Miguel Rivera, Mexican artist and director of the Engraving Department at the Kansas City Institute of Art (USA), did a three-week residency in ´ace where he carried out his project Dialogues of cities and paranoia. This exhibition was created specifically for the Políglota room in ´ace and Buenos Aires. It seeks to involve the viewer with the dangers of existence by being exposed to epidemics.
STATEMENT OF THE ARTIST
The Paranoia and Dialogue Between Cities exhibition is derived from preconceived ideas about Mexican Catholic spirituality and ignorance about biological organisms in our Latino culture. It also presents an opportunity to self-examine dialogues and facts about values as they are interpreted in different cultures. These values, more than utilitarian, are ethical. I use the metaphor of how common viruses in Latin America are used as a means of transmitting a disproportionate fear of the unknown by industrialized countries and the ignorance of many of its inhabitants. Viruses are imperceptible to the human eye, yet we still depend on devices that help us illustrate our fears. Some lethal viruses like H1N1 (born in Mexico) and AIDS (born in Africa) are ambiguous in nature as they are fascinating in their minimal cell structures.
I use repetitive elements and schemas to reinforce the constant viral presence among us and in the way they reproduce exponentially. I emphasize and alter their original forms in order to create an effect parallel to that of their mutation when they adhere to the human originating from animals. The integration of viral elements have become paramount images after seeing the massive death of birds in the state of Arkansas in 2010. The ephemeral image of an Inca pigeon became the metaphor for our collective damage to the environment. The drawing burned on a plate using laser beams have made this a symbolic and significant act of this same act.

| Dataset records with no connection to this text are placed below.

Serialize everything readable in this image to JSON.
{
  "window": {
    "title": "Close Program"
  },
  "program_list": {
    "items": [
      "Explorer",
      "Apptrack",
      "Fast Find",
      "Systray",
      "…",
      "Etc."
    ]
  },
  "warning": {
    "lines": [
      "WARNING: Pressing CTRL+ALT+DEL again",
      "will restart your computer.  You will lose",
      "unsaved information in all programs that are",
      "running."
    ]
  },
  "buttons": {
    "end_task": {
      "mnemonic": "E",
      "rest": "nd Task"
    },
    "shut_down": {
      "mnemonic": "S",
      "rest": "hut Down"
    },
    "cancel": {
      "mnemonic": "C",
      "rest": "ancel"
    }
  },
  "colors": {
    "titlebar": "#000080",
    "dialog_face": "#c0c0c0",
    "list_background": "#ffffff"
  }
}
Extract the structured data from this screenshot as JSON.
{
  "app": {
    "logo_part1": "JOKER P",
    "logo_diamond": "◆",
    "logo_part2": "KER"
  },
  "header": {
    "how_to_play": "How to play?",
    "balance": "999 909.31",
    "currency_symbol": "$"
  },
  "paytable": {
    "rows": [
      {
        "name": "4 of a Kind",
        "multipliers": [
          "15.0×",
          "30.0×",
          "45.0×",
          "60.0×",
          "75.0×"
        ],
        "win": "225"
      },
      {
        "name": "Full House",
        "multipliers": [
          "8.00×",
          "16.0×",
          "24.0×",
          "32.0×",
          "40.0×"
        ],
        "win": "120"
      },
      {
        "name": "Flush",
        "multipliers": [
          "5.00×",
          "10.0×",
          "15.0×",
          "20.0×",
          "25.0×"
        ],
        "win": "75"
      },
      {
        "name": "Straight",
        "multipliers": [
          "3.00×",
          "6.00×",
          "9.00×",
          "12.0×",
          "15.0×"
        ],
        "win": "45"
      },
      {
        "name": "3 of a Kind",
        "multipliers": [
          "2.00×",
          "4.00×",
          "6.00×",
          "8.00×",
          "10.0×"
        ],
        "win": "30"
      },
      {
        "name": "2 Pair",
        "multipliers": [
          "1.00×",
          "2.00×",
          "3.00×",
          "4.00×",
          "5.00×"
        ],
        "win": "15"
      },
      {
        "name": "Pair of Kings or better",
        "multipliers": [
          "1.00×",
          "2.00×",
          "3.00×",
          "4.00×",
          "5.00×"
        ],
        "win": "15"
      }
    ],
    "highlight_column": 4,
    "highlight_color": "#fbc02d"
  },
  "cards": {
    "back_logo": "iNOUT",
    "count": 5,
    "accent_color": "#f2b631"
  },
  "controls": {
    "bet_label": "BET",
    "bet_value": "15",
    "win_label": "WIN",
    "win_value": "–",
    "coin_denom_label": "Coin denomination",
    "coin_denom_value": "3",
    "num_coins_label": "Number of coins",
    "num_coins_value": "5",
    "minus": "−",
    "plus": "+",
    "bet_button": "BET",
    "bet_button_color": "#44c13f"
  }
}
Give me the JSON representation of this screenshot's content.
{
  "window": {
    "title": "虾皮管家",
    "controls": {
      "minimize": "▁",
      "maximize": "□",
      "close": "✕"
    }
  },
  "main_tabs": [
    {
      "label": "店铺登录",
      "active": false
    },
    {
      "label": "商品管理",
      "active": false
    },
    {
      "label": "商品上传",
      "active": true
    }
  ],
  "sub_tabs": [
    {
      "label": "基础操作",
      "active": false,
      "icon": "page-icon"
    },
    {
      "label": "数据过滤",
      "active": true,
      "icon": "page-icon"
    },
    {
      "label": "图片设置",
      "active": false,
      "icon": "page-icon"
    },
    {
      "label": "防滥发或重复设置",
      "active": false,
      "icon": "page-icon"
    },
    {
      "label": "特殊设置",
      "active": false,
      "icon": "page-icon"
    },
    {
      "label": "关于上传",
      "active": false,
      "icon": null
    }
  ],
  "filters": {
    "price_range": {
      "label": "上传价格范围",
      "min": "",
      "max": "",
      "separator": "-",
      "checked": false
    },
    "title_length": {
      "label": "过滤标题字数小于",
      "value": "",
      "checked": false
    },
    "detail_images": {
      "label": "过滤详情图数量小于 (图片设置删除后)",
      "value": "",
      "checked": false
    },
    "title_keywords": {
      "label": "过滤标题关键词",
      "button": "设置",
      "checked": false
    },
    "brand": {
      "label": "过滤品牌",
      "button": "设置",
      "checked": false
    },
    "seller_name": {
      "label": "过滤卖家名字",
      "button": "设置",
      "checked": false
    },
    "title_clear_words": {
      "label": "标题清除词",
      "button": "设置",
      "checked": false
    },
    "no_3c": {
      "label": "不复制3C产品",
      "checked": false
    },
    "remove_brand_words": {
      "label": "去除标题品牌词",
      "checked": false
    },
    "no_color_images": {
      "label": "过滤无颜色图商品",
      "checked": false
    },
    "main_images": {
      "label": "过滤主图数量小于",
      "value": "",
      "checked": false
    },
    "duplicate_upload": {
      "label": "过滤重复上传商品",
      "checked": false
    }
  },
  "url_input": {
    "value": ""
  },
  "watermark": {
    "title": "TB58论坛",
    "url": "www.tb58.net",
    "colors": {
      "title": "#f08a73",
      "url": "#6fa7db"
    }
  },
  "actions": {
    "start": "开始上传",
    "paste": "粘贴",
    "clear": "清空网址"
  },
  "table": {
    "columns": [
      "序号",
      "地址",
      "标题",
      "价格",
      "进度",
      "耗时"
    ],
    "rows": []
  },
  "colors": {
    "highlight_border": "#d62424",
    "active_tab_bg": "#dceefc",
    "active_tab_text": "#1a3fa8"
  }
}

A story that prevails in my work in a very subjective way, is the idea of using parallels in the form of molds. These molds appear and disappear in our collective memory and are transformed with new knowledge into layers or strata. At the same time, I follow the models that Christian missionaries followed to colonize cultures outside Europe. The drawings of these routes are sometimes similar to the routes as viruses have spread. These drawings are immersed and sometimes covered by images of birds and the viruses that have destroyed them. The memory fades and is retained as Polaroid photos in hopes of avoiding the fear of losing that particular memory. The ritual act of creating images becomes an important element during the second layer of these works. The act of drawing with toner powder on prints has been a paradox between the reaction to the scourging of Catholics, as an introspective and skeptical act and the dynamic energy of hand drawing resulting from an existentialist and philosophical concern.